**Your task**. Look through the entries for the string "meta" and copy every line where it shows up.
*** Raw data ***
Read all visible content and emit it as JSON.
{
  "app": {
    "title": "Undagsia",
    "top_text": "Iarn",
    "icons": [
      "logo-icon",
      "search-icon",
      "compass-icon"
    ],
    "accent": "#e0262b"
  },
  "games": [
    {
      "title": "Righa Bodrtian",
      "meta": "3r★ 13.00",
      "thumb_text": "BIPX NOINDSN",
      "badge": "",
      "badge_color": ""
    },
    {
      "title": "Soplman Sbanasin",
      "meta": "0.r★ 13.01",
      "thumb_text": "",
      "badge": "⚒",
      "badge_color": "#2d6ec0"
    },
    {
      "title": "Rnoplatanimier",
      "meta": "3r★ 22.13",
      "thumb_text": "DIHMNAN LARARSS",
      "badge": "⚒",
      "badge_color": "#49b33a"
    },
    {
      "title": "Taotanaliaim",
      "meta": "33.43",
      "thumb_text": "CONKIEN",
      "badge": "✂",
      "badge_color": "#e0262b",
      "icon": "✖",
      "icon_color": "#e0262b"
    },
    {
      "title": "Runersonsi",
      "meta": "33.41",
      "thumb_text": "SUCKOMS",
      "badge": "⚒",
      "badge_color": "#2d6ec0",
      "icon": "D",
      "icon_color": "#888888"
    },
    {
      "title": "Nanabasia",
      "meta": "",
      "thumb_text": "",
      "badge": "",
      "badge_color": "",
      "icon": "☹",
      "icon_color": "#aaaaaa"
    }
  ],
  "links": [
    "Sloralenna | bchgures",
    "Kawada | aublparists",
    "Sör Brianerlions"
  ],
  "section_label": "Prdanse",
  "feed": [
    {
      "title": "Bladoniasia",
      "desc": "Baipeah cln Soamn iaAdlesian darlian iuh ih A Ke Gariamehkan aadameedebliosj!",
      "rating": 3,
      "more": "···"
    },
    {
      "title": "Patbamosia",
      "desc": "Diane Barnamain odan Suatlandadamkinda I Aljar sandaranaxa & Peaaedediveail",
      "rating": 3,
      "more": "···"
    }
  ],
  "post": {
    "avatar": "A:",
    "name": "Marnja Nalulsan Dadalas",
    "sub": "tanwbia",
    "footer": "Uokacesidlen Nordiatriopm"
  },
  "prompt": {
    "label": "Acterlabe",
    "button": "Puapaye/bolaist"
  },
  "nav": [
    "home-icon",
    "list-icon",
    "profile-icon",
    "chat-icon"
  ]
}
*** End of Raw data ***
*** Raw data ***
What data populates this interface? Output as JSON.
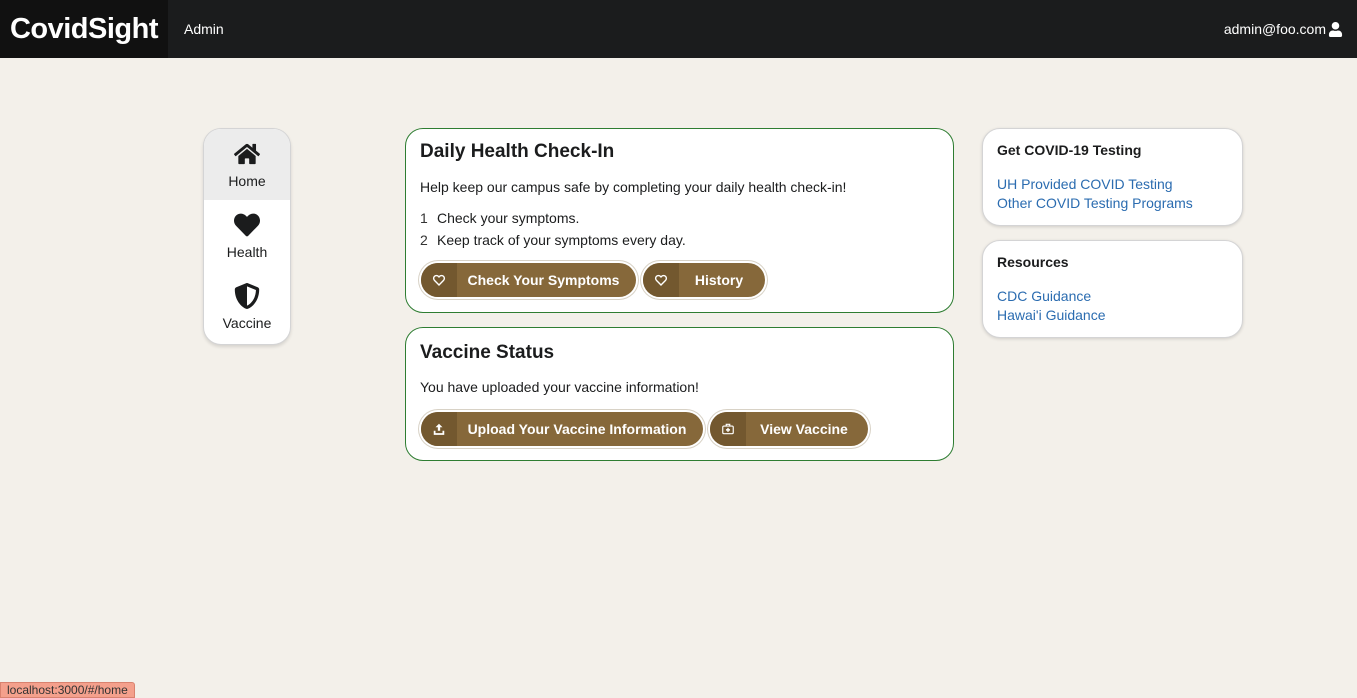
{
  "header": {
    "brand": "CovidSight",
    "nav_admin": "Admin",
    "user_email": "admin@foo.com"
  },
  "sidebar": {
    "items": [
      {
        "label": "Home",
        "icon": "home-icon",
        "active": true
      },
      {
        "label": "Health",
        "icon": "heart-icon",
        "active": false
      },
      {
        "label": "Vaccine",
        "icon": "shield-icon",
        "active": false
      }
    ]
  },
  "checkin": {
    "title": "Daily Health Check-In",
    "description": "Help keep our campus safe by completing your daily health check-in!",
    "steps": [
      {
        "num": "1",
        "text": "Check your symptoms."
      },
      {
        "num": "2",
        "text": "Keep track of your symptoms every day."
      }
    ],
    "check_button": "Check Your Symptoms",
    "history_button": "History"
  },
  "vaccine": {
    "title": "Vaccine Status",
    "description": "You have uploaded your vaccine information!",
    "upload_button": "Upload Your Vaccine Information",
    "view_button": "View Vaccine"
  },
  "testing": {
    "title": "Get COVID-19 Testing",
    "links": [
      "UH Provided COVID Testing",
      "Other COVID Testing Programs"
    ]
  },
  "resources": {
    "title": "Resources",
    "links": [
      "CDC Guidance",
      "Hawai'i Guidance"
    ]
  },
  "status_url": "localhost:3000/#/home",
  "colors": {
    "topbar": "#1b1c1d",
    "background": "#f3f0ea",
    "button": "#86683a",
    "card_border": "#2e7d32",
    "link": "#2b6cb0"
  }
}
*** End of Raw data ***
**Solution to this exercise**.
      "meta": "3r★ 13.00",
      "meta": "0.r★ 13.01",
      "meta": "3r★ 22.13",
      "meta": "33.43",
      "meta": "33.41",
      "meta": "",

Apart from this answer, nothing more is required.